The constitution of each Division lays out the structure of the Party for that State or Territory and lays down the rules of membership, election of office-bearers, pre-selection of candidates for both State and Federal Parliaments, and the policy advisory process.
Each Division undertakes its own fund raising, its relations with other political parties, and the planning and conduct of its election campaigns, in conjunction with the Federal Secretariat.
The Federal Secretariat
The national headquarters of the Liberal Party is known as the Federal Secretariat. It is located in Canberra and provides professional support for both the Federal and State Organisations and the Parliamentary Party.
The Federal Director is responsible for the overall co-ordination of the Secretariat’s activities and liaison with the State Divisions.
The Secretariat is the Liberal Party’s national centre for administration, research and campaign planning. It offers assistance to the Divisions in State elections and is able to provide specialist support in such areas as policy development, research and strategic planning. It also co-ordinates the Liberal Party’s international relations. The Federal Secretariat is located at R.G. Menzies House in Canberra which was opened by the Party’s founder, Sir Robert Menzies in 1965.
The Federal Organisation has established a network of committees which contribute towards the maintenance and development of the Party’s Organisational objectives and policies and provides support to the Parliamentary party. These include:
- Staff Planning Committee
- Advisory Committee on Federal Policy
- Federal Finance Committee
- Federal Women's Committee
- Federal Young Liberal Executive
- Federal Regional and Rural Committee
- Federal Secretariat staff also liaises with the Australian Liberal
Students’ Federation and the Party’s overseas branches
At the national level, the coordinating body of the Liberal Party is called the Federal Council.
The Federal Council comprises 14 delegates from each State and the ACT - the State / Territory President, the State / Territory Parliamentary Leader, the President of the Young Liberal Movement, the President / Chairman of the Women’s Council and 10 other delegates.
Other members of the Federal Council include Federal Parliamentary Leaders and Federal Office bearers of the organisation.
The Federal Council is responsible for the Party’s Federal Constitution and Federal Platform.
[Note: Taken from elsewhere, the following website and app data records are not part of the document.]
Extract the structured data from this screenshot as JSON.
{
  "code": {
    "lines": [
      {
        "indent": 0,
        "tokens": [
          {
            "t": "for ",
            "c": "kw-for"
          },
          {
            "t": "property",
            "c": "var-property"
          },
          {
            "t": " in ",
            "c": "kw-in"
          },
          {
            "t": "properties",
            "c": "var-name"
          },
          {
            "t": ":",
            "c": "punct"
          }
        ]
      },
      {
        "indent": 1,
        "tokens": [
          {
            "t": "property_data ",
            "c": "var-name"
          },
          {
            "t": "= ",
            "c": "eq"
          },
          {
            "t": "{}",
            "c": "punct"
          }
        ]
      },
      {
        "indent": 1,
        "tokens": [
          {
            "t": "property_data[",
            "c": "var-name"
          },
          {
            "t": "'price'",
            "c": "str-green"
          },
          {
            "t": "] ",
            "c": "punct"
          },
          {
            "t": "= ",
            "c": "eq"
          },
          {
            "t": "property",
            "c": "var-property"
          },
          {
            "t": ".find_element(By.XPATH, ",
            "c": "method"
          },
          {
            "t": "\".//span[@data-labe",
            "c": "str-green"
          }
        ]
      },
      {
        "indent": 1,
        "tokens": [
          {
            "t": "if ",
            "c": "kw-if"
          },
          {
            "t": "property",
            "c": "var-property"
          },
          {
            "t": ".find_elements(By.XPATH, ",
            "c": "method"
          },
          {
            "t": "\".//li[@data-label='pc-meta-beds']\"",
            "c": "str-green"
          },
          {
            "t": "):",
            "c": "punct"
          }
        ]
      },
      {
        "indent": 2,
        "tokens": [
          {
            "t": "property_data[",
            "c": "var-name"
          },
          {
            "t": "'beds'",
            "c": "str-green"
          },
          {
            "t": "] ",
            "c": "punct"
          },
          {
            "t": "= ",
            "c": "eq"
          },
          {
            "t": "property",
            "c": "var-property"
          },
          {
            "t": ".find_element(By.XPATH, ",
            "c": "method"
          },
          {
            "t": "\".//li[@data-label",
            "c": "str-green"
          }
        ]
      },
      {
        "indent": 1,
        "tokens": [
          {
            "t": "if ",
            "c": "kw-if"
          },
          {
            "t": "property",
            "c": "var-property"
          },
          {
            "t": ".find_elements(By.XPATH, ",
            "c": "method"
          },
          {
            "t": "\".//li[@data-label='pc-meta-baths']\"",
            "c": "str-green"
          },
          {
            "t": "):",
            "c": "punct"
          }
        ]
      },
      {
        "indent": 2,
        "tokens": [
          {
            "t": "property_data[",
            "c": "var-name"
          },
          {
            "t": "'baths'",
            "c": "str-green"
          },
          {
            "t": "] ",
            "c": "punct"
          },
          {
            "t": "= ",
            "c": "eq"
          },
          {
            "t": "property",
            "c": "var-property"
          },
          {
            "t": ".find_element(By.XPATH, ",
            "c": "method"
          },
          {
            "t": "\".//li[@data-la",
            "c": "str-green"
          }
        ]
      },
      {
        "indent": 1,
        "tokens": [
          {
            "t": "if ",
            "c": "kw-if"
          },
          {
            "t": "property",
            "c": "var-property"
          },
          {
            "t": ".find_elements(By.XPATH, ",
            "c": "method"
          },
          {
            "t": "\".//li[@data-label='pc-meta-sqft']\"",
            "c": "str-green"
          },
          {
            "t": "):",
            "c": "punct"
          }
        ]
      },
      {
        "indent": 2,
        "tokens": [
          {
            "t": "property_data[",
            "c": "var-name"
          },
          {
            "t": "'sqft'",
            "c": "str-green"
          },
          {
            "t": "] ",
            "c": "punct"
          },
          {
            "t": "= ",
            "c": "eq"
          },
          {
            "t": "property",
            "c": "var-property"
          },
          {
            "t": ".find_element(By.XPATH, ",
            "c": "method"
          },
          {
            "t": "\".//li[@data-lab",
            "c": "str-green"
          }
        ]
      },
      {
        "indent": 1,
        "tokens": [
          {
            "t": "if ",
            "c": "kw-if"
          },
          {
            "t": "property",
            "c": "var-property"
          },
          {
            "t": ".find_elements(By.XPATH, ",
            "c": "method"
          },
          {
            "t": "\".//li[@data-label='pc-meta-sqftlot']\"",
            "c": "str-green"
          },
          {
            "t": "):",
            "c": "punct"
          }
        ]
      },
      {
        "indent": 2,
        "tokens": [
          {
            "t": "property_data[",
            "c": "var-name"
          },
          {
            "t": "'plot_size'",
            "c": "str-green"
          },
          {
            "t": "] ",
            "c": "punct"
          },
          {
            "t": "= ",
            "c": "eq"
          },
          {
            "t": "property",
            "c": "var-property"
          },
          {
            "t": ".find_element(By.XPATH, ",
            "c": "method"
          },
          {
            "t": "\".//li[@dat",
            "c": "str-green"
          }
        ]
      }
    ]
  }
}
It is the Organisational wing’s highest forum for debating Federal policies. Views of the Federal Council are not binding on the Parliamentary party, but do carry considerable weight as the stated position of the organisation on a range of policy issues.
Between meetings of Council, the management and control of the Party’s affairs are vested in the Federal Executive. The Executive, which is comprised of the Federal office bearers, the Divisional Presidents and the Federal Parliamentary Leadership Group, normally meets at least four times a year. The seven Divisions come together at the Federal level under a structure which draws together the self-contained Divisions into a national body and supports and services the needs of the Federal Parliamentary Liberal Party.
In Tasmania, the coordinating body of the Liberal Party is called the State Council. Local branches of the Party across Tasmania choose and send delegates to meetings of State Council. State Council usually meets annually.
Between meetings of State Council, the management and control of the Party’s affairs in Tasmania are vested in the State Executive. State Executive usually meets monthly. In addition to office-bearers elected by State Council, local Electorate Chairs and Committee Presidents are also represented on the State Executive.
Branches are the grass-roots building blocks on which the Party is based. Local branches are formed and operate across Tasmania, usually representing geographic areas such as suburbs, towns or regions. There are also Young Liberal and Women's Group branches. All branches belong to their local Electorate and their members, when meeting together, comprise the local Electorate Committee.
National Code of Conduct